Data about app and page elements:
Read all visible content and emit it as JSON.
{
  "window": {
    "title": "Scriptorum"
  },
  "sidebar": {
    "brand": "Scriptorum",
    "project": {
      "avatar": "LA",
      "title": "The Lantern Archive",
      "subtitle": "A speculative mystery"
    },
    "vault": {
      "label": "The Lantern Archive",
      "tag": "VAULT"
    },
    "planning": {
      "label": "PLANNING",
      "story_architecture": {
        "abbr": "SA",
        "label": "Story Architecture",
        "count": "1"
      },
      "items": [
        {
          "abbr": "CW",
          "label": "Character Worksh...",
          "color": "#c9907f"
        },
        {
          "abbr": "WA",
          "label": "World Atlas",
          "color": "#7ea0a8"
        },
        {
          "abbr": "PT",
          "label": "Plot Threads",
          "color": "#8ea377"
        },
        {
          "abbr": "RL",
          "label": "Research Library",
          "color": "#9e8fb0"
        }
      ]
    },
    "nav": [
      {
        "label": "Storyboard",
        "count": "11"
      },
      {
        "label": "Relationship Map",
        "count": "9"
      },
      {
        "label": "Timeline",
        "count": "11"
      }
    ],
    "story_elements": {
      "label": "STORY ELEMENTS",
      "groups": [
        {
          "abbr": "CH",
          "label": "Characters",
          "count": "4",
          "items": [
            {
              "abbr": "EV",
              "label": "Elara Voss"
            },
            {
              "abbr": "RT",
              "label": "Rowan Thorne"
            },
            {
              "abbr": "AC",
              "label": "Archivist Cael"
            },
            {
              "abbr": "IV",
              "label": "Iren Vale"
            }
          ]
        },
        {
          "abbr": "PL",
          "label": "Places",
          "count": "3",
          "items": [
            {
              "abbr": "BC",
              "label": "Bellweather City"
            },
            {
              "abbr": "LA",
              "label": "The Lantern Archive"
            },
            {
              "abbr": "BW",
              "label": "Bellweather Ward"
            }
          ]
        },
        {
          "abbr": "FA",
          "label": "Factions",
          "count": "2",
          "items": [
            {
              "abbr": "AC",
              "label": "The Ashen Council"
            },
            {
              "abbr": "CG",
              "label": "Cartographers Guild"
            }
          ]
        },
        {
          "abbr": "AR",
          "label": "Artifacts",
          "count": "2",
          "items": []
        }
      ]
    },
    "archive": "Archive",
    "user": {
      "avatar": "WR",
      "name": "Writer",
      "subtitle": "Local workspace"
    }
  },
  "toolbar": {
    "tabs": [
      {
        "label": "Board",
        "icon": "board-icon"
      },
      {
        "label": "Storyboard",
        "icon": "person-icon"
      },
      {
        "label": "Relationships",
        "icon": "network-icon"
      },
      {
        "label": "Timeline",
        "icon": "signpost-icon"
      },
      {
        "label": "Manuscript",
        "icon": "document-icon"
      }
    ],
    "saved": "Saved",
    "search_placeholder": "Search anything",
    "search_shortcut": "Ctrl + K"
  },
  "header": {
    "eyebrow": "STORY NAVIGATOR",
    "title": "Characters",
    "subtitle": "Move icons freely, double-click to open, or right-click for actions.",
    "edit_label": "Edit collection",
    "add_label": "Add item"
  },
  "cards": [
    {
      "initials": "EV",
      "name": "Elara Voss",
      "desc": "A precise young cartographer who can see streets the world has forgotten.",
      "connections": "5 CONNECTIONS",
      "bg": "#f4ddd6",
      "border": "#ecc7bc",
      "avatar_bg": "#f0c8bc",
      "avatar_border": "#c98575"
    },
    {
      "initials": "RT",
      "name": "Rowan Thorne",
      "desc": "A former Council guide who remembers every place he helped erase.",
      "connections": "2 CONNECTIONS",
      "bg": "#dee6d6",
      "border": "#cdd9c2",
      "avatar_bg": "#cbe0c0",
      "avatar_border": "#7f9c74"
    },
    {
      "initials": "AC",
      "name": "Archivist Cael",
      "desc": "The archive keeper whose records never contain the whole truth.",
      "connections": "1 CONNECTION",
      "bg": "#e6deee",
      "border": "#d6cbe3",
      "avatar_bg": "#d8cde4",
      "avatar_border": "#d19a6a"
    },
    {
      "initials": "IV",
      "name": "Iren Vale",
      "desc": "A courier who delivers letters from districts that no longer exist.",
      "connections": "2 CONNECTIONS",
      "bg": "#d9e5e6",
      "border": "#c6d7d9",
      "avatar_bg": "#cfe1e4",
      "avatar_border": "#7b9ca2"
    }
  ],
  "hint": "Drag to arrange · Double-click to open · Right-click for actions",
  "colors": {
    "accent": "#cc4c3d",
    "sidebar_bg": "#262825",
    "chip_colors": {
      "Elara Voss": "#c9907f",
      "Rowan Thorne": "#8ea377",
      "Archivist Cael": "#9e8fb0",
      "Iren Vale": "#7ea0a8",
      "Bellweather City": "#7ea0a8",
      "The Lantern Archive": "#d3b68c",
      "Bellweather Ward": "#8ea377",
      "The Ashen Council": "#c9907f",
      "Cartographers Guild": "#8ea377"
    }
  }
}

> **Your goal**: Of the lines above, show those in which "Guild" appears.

> **Exercise solution**:
              "label": "Cartographers Guild"
      "Cartographers Guild": "#8ea377"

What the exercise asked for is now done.